While we didn’t have the catastrophic failures of the KLIZ tower (“Lessons of a Major Guy Line Project,” March 1), WLIB (1190NJ) had several other types of guy problems and had to change all the Phillystran on our five-tower DA.
Fortunately, we had nondirectional towers, so lowering power and shifting tower feeds was the trick. Still, your heart is in your throat when they are doing each tower. Not as bad as a tower lift to replace a base insulator, but close.
Timothy Braddock, KD2MRW
Long Valley, N.J.
Responding to “BMI Asks Court to Maintain Most Recent Rate,” reported in January at radioworld.com:
Why don’t you tell it like it is with the organizations that have proliferated to obtain monies from radio and television in the US? BMI has petitioned the court to leave the rates as they have been, not disclosing that a lot of their star artists have fled to GMR. Therefore, we as radio and TV should pay less based upon the number or percentage of artists they represent having moved to GMR. And if artists flee ASCAP or SESAC, those organizations too should take a hit in what we pay, if we have to pay GMR more.
What is not being said is: There is only one pie, one amount that radio and TV should have to pay writers, and if there are four or 20 or 100 little “lemonade stands” (i.e. licensing rights organizations), we as an industry should not have to pay more and more and more, but split what we’ve been paying more ways. I can’t stand the hypocrisy of the artists saying “we don’t need radio,” yet they certainly want their music played on radio, and they want the payments.
Stop beating around the bush and put it out there that the licensing organizations are demanding ever more from an industry that is showing little to no growth. They are trying to kill the goose that lays the golden eggs.
After reading the article about visual radio in the March 1 issue, my first thought was that broadcasters like the late great Steve Cannon from WCCO radio wouldn’t fit in this modern environment. Lash Larue and Ma Linger were something that he wanted to be entirely theater of the mind.
I read the featured story, “We Are the Heartbeat of the Town” about the Giant 96 radio station (RW March 15). I found this story to be very interesting because this station sounds very similar to our stations. Ours is a family business with my wife Loretta, our son Joseph (JR) and our 13-year-old grandson, who also works behind the board during local games.

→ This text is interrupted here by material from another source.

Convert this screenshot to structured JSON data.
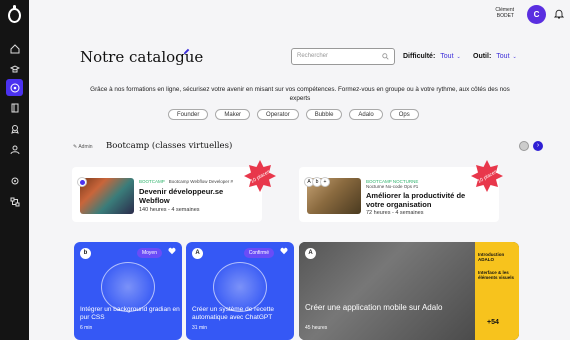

Our AM station, KFUN, went on the air on Christmas day 1941, 18 days after the bombing of Pearl Harbor, which sent the US into World War II. Soon after that, the War & Censorship Department officials started going around the country ordering radio stations not to announce war news in a foreign language. Back then, KFUN(AM) was the only station serving Northeastern New Mexico and is the sixth oldest station in the state of New Mexico. This past Christmas, we celebrated our 75th year of broadcasting.
The founders were in a battle of their own with the U.S. government because the owner refused to obey the “war law” and would not stop broadcasting war news in the Spanish language, which at the time War Department officials considered to be a foreign language. Long story short, he was threatened with losing his FCC license, a $10,000 fine and 10 years in prison, and the government would also take all his and his wife’s personal belongings away, including losing the radio station and private land where the station building and tower stood. There were many other stations back then that were also ordered to obey the war law, which today’s owners or managers most likely don’t know this history about their station.
Joseph P. Baca
Las Vegas, N.M.
KFUN(AM) & KLVF(FM)